TRY IT: Check every line of the data and copy the ones where "likes" appears.

--

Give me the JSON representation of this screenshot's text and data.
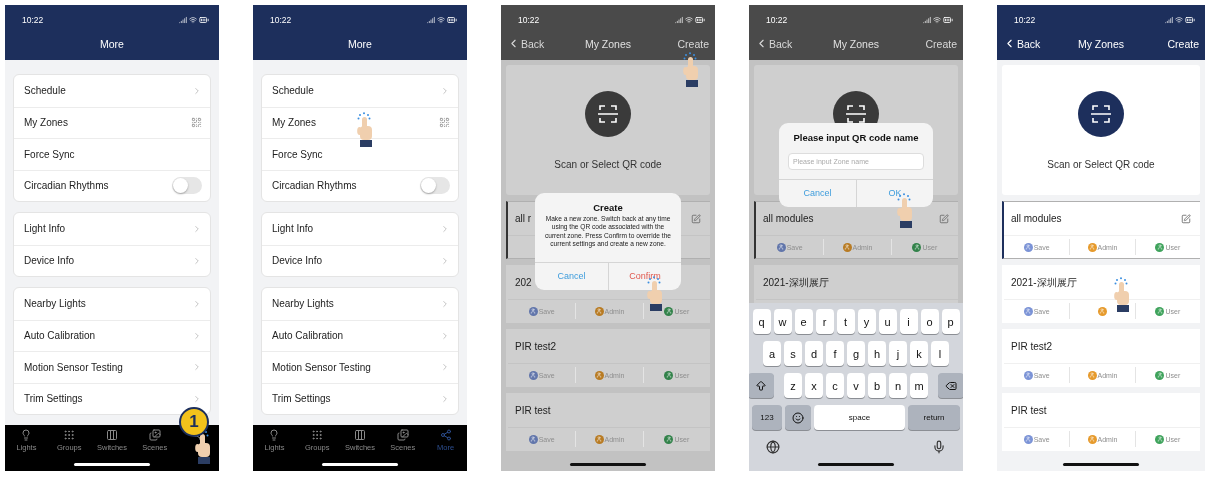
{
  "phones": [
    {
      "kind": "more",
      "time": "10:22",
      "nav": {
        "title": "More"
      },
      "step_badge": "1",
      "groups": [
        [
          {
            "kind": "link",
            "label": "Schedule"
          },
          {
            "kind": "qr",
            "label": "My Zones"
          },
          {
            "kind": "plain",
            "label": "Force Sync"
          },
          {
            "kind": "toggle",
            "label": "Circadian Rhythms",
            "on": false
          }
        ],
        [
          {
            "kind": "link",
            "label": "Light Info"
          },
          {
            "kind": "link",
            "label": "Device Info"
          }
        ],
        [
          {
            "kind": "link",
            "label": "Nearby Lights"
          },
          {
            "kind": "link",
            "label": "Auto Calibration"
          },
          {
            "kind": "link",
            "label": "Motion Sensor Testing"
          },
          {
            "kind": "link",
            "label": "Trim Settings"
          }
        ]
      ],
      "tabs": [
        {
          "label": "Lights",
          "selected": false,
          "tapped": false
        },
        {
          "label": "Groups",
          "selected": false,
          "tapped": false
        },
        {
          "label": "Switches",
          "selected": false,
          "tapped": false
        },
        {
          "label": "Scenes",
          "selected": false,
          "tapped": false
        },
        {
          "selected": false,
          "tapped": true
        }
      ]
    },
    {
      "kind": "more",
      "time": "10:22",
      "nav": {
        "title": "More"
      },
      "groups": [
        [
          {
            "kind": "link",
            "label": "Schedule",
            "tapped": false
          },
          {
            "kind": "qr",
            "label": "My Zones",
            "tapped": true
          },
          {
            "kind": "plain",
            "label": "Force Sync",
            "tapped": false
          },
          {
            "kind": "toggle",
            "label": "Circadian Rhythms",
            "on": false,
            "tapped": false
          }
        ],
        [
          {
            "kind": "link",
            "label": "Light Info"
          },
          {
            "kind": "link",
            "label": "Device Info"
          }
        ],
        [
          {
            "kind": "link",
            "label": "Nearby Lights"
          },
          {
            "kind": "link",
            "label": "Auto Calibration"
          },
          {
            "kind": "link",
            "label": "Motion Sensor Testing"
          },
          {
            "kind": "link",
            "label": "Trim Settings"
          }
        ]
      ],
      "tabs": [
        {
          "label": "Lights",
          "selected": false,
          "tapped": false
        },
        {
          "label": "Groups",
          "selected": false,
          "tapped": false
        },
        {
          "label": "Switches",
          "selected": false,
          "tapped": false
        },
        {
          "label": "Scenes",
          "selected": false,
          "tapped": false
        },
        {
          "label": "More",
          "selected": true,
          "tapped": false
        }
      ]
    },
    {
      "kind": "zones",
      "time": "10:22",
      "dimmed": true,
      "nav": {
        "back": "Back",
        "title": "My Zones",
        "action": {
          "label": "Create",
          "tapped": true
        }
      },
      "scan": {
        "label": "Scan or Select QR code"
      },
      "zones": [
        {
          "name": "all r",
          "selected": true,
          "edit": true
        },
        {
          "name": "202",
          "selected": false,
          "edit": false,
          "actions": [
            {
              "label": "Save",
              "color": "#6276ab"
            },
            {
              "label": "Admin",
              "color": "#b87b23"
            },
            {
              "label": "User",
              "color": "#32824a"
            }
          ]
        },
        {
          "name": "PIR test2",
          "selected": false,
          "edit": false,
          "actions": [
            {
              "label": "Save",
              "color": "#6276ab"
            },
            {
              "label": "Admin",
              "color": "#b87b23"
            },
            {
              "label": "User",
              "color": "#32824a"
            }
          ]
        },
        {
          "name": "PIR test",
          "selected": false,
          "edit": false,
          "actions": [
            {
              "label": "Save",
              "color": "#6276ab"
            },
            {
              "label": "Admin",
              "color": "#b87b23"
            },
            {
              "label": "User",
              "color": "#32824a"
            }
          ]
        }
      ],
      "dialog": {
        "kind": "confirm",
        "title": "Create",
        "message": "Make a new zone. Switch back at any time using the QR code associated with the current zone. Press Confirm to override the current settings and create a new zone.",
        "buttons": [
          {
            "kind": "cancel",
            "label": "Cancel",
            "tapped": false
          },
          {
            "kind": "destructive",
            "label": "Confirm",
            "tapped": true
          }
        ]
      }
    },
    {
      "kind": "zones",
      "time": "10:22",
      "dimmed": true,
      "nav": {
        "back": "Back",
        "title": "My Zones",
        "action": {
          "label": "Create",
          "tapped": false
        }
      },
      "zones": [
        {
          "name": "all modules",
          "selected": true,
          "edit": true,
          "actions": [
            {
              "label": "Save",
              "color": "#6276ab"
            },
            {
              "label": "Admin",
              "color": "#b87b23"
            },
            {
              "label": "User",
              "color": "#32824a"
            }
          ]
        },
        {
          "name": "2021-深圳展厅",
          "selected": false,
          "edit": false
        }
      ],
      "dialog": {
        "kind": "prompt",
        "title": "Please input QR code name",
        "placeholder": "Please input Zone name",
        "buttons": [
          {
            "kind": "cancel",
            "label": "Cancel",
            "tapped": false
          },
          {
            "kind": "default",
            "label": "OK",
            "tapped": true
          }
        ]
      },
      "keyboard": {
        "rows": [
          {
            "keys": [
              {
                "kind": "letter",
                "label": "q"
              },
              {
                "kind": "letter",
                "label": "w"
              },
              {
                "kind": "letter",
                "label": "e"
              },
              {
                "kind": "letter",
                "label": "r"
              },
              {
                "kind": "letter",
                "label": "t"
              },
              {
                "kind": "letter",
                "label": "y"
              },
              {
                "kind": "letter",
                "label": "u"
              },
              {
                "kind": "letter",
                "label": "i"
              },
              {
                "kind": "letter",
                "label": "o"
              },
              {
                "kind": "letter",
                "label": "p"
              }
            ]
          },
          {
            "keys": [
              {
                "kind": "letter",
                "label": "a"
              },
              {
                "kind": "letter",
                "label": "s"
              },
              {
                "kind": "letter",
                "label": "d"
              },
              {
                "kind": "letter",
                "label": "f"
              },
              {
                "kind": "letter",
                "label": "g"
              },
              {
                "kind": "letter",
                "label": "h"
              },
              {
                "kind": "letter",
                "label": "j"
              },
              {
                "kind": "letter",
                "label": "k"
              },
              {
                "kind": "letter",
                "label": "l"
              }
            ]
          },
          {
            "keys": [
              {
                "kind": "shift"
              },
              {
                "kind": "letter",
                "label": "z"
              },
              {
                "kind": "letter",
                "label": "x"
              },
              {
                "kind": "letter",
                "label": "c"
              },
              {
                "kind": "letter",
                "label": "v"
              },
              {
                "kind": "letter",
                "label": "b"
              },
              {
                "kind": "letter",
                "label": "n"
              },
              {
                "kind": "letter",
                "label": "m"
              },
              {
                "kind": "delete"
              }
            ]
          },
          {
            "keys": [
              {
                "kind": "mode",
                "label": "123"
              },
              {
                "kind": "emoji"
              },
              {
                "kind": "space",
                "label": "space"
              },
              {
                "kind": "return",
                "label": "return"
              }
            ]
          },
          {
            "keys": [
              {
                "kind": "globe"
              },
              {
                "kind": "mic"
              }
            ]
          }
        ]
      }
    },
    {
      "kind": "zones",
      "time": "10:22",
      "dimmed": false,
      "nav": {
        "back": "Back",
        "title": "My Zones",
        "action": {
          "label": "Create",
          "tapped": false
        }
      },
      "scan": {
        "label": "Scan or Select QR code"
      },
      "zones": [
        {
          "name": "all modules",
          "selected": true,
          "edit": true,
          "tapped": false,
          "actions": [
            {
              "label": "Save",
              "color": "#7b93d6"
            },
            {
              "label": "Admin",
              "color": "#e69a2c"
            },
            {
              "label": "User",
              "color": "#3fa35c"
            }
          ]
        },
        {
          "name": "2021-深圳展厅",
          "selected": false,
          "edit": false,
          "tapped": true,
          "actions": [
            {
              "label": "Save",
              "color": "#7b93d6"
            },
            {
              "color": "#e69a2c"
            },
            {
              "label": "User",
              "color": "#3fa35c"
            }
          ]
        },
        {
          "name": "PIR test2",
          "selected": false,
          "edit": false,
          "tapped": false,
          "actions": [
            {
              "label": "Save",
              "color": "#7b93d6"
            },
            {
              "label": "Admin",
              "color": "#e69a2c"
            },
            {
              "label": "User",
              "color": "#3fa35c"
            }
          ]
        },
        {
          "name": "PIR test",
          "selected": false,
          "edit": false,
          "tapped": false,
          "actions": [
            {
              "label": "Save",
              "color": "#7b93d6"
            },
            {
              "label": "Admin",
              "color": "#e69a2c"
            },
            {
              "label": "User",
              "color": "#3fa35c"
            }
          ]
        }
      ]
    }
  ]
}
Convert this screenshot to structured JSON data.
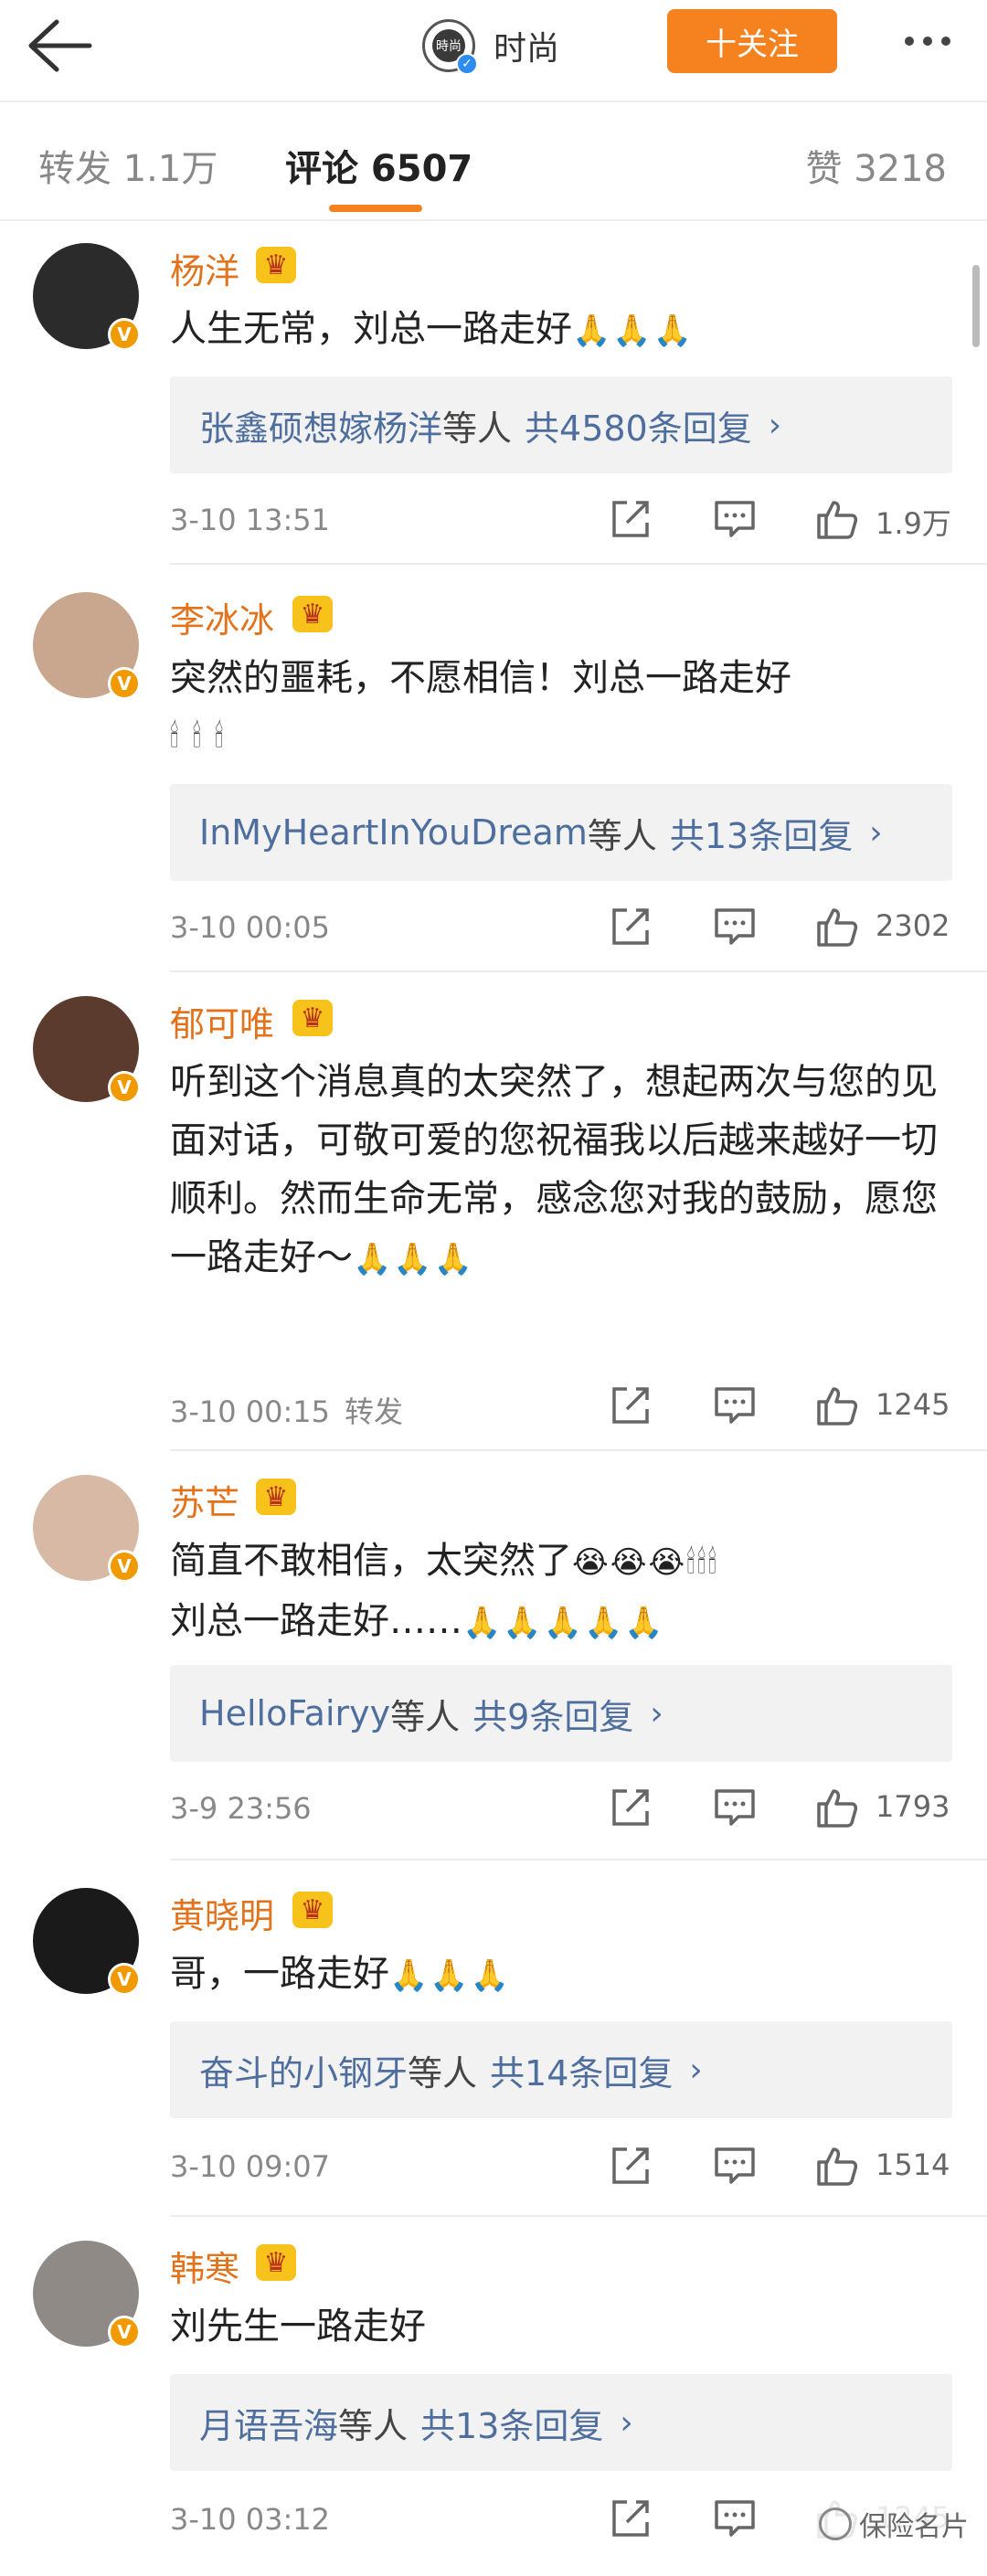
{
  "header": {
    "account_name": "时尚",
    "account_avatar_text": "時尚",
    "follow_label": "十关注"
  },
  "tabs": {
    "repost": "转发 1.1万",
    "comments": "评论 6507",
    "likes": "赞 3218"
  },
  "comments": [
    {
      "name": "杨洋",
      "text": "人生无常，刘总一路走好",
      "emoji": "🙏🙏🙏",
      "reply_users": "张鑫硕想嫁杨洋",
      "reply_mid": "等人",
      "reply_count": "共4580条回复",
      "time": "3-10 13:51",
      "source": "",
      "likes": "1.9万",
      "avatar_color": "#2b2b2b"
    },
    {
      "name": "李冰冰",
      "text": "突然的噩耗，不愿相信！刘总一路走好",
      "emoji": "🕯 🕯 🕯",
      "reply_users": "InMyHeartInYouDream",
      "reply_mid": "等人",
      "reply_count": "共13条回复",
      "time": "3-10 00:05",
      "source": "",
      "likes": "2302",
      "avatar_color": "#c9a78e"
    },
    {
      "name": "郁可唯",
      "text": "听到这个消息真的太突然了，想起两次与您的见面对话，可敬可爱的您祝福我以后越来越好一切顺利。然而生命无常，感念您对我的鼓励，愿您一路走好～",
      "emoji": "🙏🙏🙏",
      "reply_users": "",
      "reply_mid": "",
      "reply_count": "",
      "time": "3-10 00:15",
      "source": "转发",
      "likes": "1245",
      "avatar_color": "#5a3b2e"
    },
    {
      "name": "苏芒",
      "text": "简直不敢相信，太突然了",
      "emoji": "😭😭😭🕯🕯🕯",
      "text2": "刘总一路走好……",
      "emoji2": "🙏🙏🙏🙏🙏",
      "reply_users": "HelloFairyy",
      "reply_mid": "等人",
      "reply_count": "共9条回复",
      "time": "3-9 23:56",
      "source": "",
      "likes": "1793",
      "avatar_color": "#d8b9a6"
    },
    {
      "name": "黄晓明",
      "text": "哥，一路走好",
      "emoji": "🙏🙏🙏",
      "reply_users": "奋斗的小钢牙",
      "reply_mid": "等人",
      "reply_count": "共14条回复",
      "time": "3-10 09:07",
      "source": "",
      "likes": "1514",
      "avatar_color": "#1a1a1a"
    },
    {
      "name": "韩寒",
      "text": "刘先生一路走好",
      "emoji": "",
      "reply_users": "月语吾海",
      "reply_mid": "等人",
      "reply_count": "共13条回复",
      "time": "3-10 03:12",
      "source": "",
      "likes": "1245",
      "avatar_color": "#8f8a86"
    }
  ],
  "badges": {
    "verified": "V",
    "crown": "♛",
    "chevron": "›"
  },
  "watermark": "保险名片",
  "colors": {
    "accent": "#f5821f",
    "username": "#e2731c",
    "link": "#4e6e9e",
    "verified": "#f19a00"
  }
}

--

WRITTEN SOLUTION:
    "likes": "赞 3218"
      "likes": "1.9万",
      "likes": "2302",
      "likes": "1245",
      "likes": "1793",
      "likes": "1514",
      "likes": "1245",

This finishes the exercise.